Carbon tax would send signal about direction to follow on environment

In the four decades since we first celebrated Earth Day, there has been much progress to celebrate. Bold, simple pieces of legislation like the Clean Air Act and Clean Water Act have spearheaded widespread efforts to improve the environment and have produced real success stories. Yet, there is little doubt that progress has slowed even as the challenges facing us have become more serious and the solutions more complex. It is becoming increasingly difficult to hold our own, let alone make substantive progress in protecting our planet.

It is still not too late to win this fight, but all of us, citizens and government, must commit to doing business differently. There are a number of important steps that we can take, including deficit-neutral solutions with broad public support and powerful benefits. For example, I’m working on a conservation title for the farm bill that strengthens our commitment to help farmers and ranchers protect the environment and address 21st century conservation goals. Another bill would provide resources and incentives to help the hopelessly flawed and bankrupt Superfund program to actually clean up dangerous sites.

These and other important steps don’t fully address the challenges of today, when we all are imperiled by accelerating global warming and extreme weather events. Too many of our efforts are devoted to complex efforts to tinker around the edges or to resurrect important but still limited efforts that too often are certainly not game-changers. We must lift our sights and step up our game. Otherwise, when it is time to celebrate the 50th anniversary of Earth Day, we won’t be doing much celebrating.

It is time for another landmark step like the Clean Air and Clean Water Acts. These pieces of legislation were fabulously successful because they were not just bold and far-reaching, but also simple. Once enacted, they directly brought about the behavior we wanted.

Today that action would be a carbon tax. I’m developing with Congressman Henry Waxman (D-Calif.) and Sens. Sheldon Whitehouse (D-R.I.) and Brian Schatz (D-Hawaii) a carbon tax proposal to provide a clear, unambiguous signal about the direction we want to follow. A broad carbon tax would allow market forces to do the work without hugely complicated and minimally effective schemes. If we tax carbon pollution, there will be less of it. We can slowly raise the tax to collect enough money to cushion the impact on low-income families and small businesses. To meaningfully reduce tax rates on businesses and individuals and simplify the system will require another source of revenue, as it has in all our competitor countries. The carbon tax fits that bill with many additional benefits.

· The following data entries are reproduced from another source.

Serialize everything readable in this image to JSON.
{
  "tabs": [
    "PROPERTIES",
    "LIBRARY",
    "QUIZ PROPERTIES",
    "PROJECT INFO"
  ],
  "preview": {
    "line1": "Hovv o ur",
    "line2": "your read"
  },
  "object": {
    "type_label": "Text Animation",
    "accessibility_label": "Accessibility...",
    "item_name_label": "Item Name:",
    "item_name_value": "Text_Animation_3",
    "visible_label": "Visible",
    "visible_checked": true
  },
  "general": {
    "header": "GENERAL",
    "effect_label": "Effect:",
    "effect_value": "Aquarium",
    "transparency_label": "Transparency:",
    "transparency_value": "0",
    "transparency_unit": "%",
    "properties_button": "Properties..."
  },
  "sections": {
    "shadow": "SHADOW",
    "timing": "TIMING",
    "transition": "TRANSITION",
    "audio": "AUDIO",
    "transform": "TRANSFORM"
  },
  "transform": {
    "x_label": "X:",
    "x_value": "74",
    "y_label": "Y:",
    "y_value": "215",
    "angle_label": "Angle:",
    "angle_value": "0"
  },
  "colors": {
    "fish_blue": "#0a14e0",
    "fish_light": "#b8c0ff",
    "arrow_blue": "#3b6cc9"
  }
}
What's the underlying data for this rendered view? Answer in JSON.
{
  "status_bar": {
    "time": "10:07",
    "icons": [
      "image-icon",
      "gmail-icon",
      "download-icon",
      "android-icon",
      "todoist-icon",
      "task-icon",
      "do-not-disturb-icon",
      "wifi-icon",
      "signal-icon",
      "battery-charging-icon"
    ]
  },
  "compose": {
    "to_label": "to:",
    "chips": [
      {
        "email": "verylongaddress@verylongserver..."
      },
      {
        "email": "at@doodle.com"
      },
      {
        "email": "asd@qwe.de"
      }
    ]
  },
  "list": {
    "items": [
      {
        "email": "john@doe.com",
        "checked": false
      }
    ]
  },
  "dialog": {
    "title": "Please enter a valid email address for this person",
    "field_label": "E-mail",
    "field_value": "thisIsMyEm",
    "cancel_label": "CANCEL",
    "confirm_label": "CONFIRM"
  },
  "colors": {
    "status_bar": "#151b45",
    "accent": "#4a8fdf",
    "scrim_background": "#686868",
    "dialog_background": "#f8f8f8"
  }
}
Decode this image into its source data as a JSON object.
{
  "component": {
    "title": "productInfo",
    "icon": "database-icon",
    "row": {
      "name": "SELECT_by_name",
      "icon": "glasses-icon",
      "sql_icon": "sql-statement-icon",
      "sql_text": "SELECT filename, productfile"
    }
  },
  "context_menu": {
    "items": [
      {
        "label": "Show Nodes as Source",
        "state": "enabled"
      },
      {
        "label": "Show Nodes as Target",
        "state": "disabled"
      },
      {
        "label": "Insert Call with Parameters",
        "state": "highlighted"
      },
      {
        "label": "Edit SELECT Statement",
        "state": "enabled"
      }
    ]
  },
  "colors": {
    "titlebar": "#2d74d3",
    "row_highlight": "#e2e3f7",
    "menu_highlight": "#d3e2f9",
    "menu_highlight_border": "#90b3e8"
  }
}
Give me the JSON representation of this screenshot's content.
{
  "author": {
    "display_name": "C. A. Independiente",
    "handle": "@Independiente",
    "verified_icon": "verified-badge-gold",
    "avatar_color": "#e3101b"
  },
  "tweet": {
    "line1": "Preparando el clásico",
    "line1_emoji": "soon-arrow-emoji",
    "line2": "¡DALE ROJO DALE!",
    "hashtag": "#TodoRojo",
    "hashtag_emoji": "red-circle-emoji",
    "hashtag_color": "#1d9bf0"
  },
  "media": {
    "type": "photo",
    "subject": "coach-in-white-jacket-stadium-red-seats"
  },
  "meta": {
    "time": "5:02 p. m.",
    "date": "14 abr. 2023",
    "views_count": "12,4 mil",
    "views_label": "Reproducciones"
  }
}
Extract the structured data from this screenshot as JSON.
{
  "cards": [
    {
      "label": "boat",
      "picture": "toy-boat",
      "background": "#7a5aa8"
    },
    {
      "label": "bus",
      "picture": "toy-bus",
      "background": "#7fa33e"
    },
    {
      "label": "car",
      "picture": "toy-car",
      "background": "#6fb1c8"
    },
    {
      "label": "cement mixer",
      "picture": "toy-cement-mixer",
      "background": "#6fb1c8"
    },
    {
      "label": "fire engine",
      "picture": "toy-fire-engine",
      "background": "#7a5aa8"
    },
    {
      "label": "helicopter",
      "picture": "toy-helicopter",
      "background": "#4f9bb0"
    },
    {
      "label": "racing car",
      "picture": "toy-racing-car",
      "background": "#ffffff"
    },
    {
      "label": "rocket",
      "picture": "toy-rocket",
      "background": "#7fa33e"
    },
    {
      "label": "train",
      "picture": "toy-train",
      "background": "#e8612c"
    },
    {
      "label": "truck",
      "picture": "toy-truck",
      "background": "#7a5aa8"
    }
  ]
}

The carbon tax will rationalize our use of various energy sources without complex regulations or government directly picking winners and losers. It will reduce energy instability and vulnerability to the United States and minimize the flow of money to energy-rich countries that tend not to share our interests — indeed, many are actually hostile to the U.S. A carbon tax will help promote conservation and innovation, saving consumers money over the long run while sparking economic activity.

It is not an easy time to act. Yet with the threats to our environment, the broken budget and tax system and security vulnerability, now is exactly the time for this bold action.

And Earth Day is a perfect time to start.

Blumenauer is a member of the House Budget and Ways and Means committees.